David Scasta talks on NPR about the APA symposium

On NPR’s Bryant Park Project, David Scasta talked about the cancelled symposium. You will need to listen to the audio to get the discussion since the article is not a transcript.
I will have some comments about this as the day goes on…

The APA symposium on homosexuality, therapy and religion has been cancelled

What a difference a day makes.

The American Psychiatric Association program Homosexuality and Therapy: The Religious Dimension has been pulled by chair David Scasta. My understanding is that he was asked (by whom, I am still not clear) to pull the program because of increasing concerns about it. I am still hearing more about the reasons and hope to know something more clearly soon.

Dr. Scasta did tell me that the APA’s position is that the program was not pulled because gay activists were unhappy with it. At this moment, I am skeptical.

More to come…

On science and religion

In his book, Rock of Ages, Stephen Jay Gould has this to say about science and religion:

Science tries to document the factual character of the natural world, and to develop theories that coordinate and explain those facts. Religion, on the other hand, operates in the equally important, but utterly different, realm of human purposes, meanings, and values—subjects that the factual domain of science might illuminate, but can never resolve. Similarly, while scientists must operate with ethical principles, some specific to their practice, the validity of these principles can never be inferred from the factual discoveries of science.

I have been accused recently of being a religious bigot with an aim to furtively introduce religious dogma behind a scientific facade. In addition to making ridiculous and unsubstantiated claims (“…[I] criticized NARTH in order to make way for his own version of reparative therapy by another name”), Peterson says I put religious beliefs before science in thinking about matters of sexuality. I have addressed these matters before but I want to do so again in a more general manner.

Briefly and generally, about science and religion, I suggest that science concerns itself with “what is;” while religion is more concerned with “what ought to be.” Science is descriptive, religion prescriptive. As Gould notes above, values cannot be reliably inferred from the factual discoveries of science. Einstein said similarly: “For science can only ascertain what is, but not what should be, and outside of its domain value judgments of all kinds remain necessary.”

For those who believe science directs moral choosing, I would be interested in hearing how individuals should gain their moral compass from a fact or finding of research.

Pew Forum releases major study of religion in the US
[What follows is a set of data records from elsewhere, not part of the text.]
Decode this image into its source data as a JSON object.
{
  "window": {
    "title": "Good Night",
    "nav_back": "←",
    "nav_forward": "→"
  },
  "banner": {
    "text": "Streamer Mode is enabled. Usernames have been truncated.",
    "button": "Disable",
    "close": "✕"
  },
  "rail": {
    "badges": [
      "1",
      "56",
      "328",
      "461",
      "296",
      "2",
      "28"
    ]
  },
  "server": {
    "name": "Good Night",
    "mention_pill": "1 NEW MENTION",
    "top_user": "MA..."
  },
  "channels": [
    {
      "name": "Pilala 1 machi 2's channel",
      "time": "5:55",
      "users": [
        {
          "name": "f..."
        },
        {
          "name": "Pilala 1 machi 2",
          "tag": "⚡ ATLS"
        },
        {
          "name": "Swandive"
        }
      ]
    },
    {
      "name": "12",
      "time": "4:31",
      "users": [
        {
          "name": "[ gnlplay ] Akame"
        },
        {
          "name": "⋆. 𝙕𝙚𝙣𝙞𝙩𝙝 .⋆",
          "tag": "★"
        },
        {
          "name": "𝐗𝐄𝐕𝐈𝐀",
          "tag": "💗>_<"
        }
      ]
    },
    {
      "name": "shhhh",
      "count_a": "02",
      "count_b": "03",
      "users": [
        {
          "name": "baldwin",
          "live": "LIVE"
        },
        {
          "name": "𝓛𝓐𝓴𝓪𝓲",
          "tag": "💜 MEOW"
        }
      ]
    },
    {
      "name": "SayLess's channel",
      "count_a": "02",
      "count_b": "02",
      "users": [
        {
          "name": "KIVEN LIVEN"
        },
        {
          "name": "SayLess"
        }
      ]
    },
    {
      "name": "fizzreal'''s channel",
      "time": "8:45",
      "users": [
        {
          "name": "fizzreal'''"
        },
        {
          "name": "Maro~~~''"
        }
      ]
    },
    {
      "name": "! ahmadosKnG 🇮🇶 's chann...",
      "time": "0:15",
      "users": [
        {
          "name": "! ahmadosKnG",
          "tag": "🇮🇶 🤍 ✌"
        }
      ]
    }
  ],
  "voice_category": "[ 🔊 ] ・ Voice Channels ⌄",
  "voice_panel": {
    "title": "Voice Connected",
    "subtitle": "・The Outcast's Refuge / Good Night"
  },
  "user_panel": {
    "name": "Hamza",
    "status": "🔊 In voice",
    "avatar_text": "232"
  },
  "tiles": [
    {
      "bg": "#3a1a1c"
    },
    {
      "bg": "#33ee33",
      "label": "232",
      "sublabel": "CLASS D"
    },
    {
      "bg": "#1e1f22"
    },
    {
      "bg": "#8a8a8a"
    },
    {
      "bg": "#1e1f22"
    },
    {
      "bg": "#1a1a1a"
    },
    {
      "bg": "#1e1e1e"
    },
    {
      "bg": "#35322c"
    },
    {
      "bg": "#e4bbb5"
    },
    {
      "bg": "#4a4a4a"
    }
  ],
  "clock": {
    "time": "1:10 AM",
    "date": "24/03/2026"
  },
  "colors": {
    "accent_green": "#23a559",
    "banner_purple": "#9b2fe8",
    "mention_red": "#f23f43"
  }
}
The Pew Forum on Religion & Public Life released a major study of religion in the US today. The LA Times has one news report summarizing the findings. Protestants are declining but overall 8 of 10 people say they are Christians. Lots of other findings at the Pew Forum website…